Have questions about to visiting or being a digital nomad in Thailand? Get your pressing questions answered by local experts by posting your question at trippy.com. Join now.

See you there!
Article and photos by Claudia Looi

Mentioned in this post
  1. Bangkok
    City in Thailand

    Bangkok Thailand
  2. Beijing
    City in China

    Beijing China
  3. Kuala Lumpur
    City in Malaysia

    Kuala Lumpur Malaysia
  4. Chiang Mai
    City in Thailand

    Chiang Mai Thailand
  5. Warorot Market (Kad Luang)
    Restaurant in Mueang Chiang Mai District Thailand

    Mueang Chiang Mai District Thailand
  6. Chatuchak
    Bangkok Thailand

    Bangkok Thailand
  7. Railay Beach
    Attraction in Thailand

    Thailand
  8. Koh Phi Phi
    Mueang Krabi District Thailand

    Mueang Krabi District Thailand
  9. Koh Chang
    Thailand

    Thailand
  10. Koh Samui
    Koh Samui Thailand

    Koh Samui Thailand
  11. Koh Lipe (Bundhaya Beach)
    Mueang Satun District Thailand

    Mueang Satun District Thailand
  12. Kanchanaburi
    City in Thailand

    Kanchanaburi Thailand
  13. Sukhothai
    City in Thailand

    Sukhothai Thailand
  14. Ayutthaya
    State in Thailand

    Thailand
  15. Lampang
    State in Thailand

    Thailand
  16. Mae Hong Son
    City in Thailand

    Mae Hong Son Thailand
  17. Chiang Rai
    City in Thailand

    Chiang Rai Thailand
  18. Surat Thani
    City in Thailand

    Surat Thani Thailand
  19. Singapore
    Country

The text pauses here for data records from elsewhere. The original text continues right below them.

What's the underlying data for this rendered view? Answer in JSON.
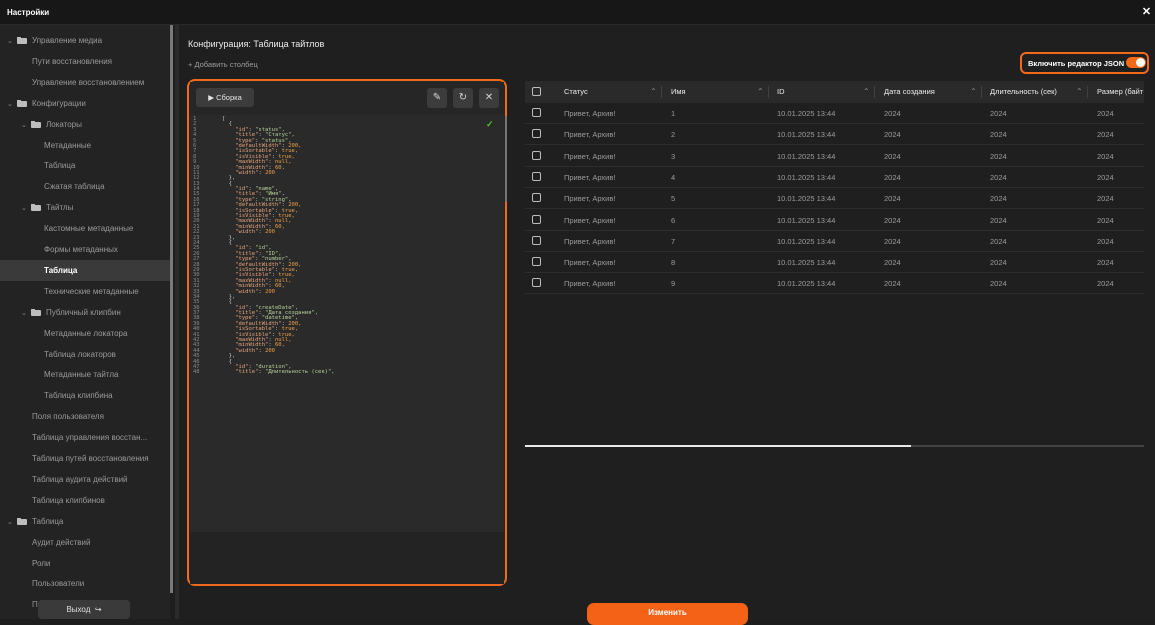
{
  "window": {
    "title": "Настройки"
  },
  "sidebar": {
    "items": [
      {
        "label": "Управление медиа",
        "level": 0,
        "folder": true,
        "expanded": true
      },
      {
        "label": "Пути восстановления",
        "level": 1
      },
      {
        "label": "Управление восстановлением",
        "level": 1
      },
      {
        "label": "Конфигурации",
        "level": 0,
        "folder": true,
        "expanded": true
      },
      {
        "label": "Локаторы",
        "level": 1,
        "folder": true,
        "expanded": true
      },
      {
        "label": "Метаданные",
        "level": 2
      },
      {
        "label": "Таблица",
        "level": 2
      },
      {
        "label": "Сжатая таблица",
        "level": 2
      },
      {
        "label": "Тайтлы",
        "level": 1,
        "folder": true,
        "expanded": true
      },
      {
        "label": "Кастомные метаданные",
        "level": 2
      },
      {
        "label": "Формы метаданных",
        "level": 2
      },
      {
        "label": "Таблица",
        "level": 2,
        "active": true
      },
      {
        "label": "Технические метаданные",
        "level": 2
      },
      {
        "label": "Публичный клипбин",
        "level": 1,
        "folder": true,
        "expanded": true
      },
      {
        "label": "Метаданные локатора",
        "level": 2
      },
      {
        "label": "Таблица локаторов",
        "level": 2
      },
      {
        "label": "Метаданные тайтла",
        "level": 2
      },
      {
        "label": "Таблица клипбина",
        "level": 2
      },
      {
        "label": "Поля пользователя",
        "level": 1
      },
      {
        "label": "Таблица управления восстан...",
        "level": 1
      },
      {
        "label": "Таблица путей восстановления",
        "level": 1
      },
      {
        "label": "Таблица аудита действий",
        "level": 1
      },
      {
        "label": "Таблица клипбинов",
        "level": 1
      },
      {
        "label": "Таблица",
        "level": 0,
        "folder": true,
        "expanded": true
      },
      {
        "label": "Аудит действий",
        "level": 1
      },
      {
        "label": "Роли",
        "level": 1
      },
      {
        "label": "Пользователи",
        "level": 1
      },
      {
        "label": "Пресеты поиска",
        "level": 1
      }
    ],
    "exit_label": "Выход"
  },
  "main": {
    "title": "Конфигурация: Таблица тайтлов",
    "add_column_label": "+ Добавить столбец",
    "json_toggle_label": "Включить редактор JSON",
    "json_toggle_on": true,
    "change_button_label": "Изменить"
  },
  "editor": {
    "build_label": "Сборка",
    "icons": [
      "pencil-icon",
      "reset-icon",
      "close-icon"
    ],
    "valid": true,
    "lines": [
      "[",
      "  {",
      "    \"id\": \"status\",",
      "    \"title\": \"Статус\",",
      "    \"type\": \"status\",",
      "    \"defaultWidth\": 200,",
      "    \"isSortable\": true,",
      "    \"isVisible\": true,",
      "    \"maxWidth\": null,",
      "    \"minWidth\": 60,",
      "    \"width\": 200",
      "  },",
      "  {",
      "    \"id\": \"name\",",
      "    \"title\": \"Имя\",",
      "    \"type\": \"string\",",
      "    \"defaultWidth\": 200,",
      "    \"isSortable\": true,",
      "    \"isVisible\": true,",
      "    \"maxWidth\": null,",
      "    \"minWidth\": 60,",
      "    \"width\": 200",
      "  },",
      "  {",
      "    \"id\": \"id\",",
      "    \"title\": \"ID\",",
      "    \"type\": \"number\",",
      "    \"defaultWidth\": 200,",
      "    \"isSortable\": true,",
      "    \"isVisible\": true,",
      "    \"maxWidth\": null,",
      "    \"minWidth\": 60,",
      "    \"width\": 200",
      "  },",
      "  {",
      "    \"id\": \"createDate\",",
      "    \"title\": \"Дата создания\",",
      "    \"type\": \"datetime\",",
      "    \"defaultWidth\": 200,",
      "    \"isSortable\": true,",
      "    \"isVisible\": true,",
      "    \"maxWidth\": null,",
      "    \"minWidth\": 60,",
      "    \"width\": 200",
      "  },",
      "  {",
      "    \"id\": \"duration\",",
      "    \"title\": \"Длительность (сек)\","
    ]
  },
  "table": {
    "columns": [
      "Статус",
      "Имя",
      "ID",
      "Дата создания",
      "Длительность (сек)",
      "Размер (байт"
    ],
    "rows": [
      [
        "Привет, Архив!",
        "1",
        "10.01.2025 13:44",
        "2024",
        "2024",
        "2024"
      ],
      [
        "Привет, Архив!",
        "2",
        "10.01.2025 13:44",
        "2024",
        "2024",
        "2024"
      ],
      [
        "Привет, Архив!",
        "3",
        "10.01.2025 13:44",
        "2024",
        "2024",
        "2024"
      ],
      [
        "Привет, Архив!",
        "4",
        "10.01.2025 13:44",
        "2024",
        "2024",
        "2024"
      ],
      [
        "Привет, Архив!",
        "5",
        "10.01.2025 13:44",
        "2024",
        "2024",
        "2024"
      ],
      [
        "Привет, Архив!",
        "6",
        "10.01.2025 13:44",
        "2024",
        "2024",
        "2024"
      ],
      [
        "Привет, Архив!",
        "7",
        "10.01.2025 13:44",
        "2024",
        "2024",
        "2024"
      ],
      [
        "Привет, Архив!",
        "8",
        "10.01.2025 13:44",
        "2024",
        "2024",
        "2024"
      ],
      [
        "Привет, Архив!",
        "9",
        "10.01.2025 13:44",
        "2024",
        "2024",
        "2024"
      ]
    ]
  },
  "colors": {
    "accent": "#f46217",
    "background": "#1e1e1e",
    "success": "#52c41a"
  }
}
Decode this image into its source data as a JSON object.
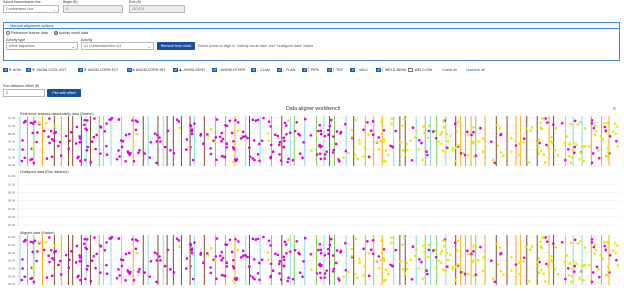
{
  "top_fields": {
    "line_label": "Select transmission line",
    "line_value": "Cumberland Line",
    "begin_label": "Begin (ft)",
    "begin_value": "0",
    "end_label": "End (ft)",
    "end_value": "207474"
  },
  "panel": {
    "title": "− Manual alignment options",
    "radio_reference": "Reference feature data",
    "radio_activity": "Activity result data",
    "activity_type_label": "Activity type",
    "activity_type_value": "Inline Inspection",
    "activity_label": "Activity",
    "activity_value": "ILI Cumberland line u/3",
    "remove_button": "Remove from chart",
    "hint": "Select points to align in \"Activity result data\" and \"Unaligned data\" charts"
  },
  "filters": [
    {
      "label": "AGM",
      "marker": "✕",
      "color": "#333333",
      "checked": true
    },
    {
      "label": "ANOM-COCL-EXT",
      "marker": "▼",
      "color": "#555555",
      "checked": true
    },
    {
      "label": "ANOM-CORR-EXT",
      "marker": "✕",
      "color": "#333333",
      "checked": true
    },
    {
      "label": "ANOM-CORR-INT",
      "marker": "●",
      "color": "#e000e0",
      "checked": true
    },
    {
      "label": "ANOM-DENT",
      "marker": "▲",
      "color": "#222222",
      "checked": true
    },
    {
      "label": "ANOM-OTHER",
      "marker": "●",
      "color": "#e8e800",
      "checked": true
    },
    {
      "label": "CLAM",
      "marker": "│",
      "color": "#00bcd4",
      "checked": true
    },
    {
      "label": "FLAN",
      "marker": "│",
      "color": "#f5a300",
      "checked": true
    },
    {
      "label": "PIPA",
      "marker": "│",
      "color": "#c00000",
      "checked": true
    },
    {
      "label": "TEE",
      "marker": "│",
      "color": "#6a3d1a",
      "checked": true
    },
    {
      "label": "VALV",
      "marker": "│",
      "color": "#7ac943",
      "checked": true
    },
    {
      "label": "WELD-BEND",
      "marker": "│",
      "color": "#5b3a1a",
      "checked": true
    },
    {
      "label": "WELD-GW",
      "marker": "",
      "color": "#333333",
      "checked": false
    }
  ],
  "check_all": "Check all",
  "uncheck_all": "Uncheck all",
  "offset": {
    "label": "Run distance offset (ft)",
    "value": "0",
    "button": "Plot with offset"
  },
  "chart_data": {
    "type": "scatter",
    "title": "Data aligner workbench",
    "subcharts": [
      {
        "name": "Reference features data/Activity data (Station)",
        "ticks": [
          "12.00",
          "10.00",
          "08.00",
          "06.00",
          "04.00",
          "02.00",
          "00.00"
        ],
        "has_data": true
      },
      {
        "name": "Unaligned data (Run distance)",
        "ticks": [
          "12.00",
          "10.00",
          "08.00",
          "06.00",
          "04.00",
          "02.00",
          "00.00"
        ],
        "has_data": false
      },
      {
        "name": "Aligned data (Station)",
        "ticks": [
          "12.00",
          "10.00",
          "08.00",
          "06.00",
          "04.00",
          "02.00",
          "00.00"
        ],
        "has_data": true
      }
    ],
    "series_colors": {
      "corr_int": "#e000e0",
      "other": "#e8e800",
      "clam": "#7fd8e0",
      "flan": "#f5a300",
      "tee": "#6a3d1a",
      "valv": "#7ac943"
    }
  }
}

    Singapore Singapore
  20. Damnoen Saduak
    City in Thailand

    อ.ดำเนินสะดวก Thailand
  21. Bhutan
    Country

    Bhutan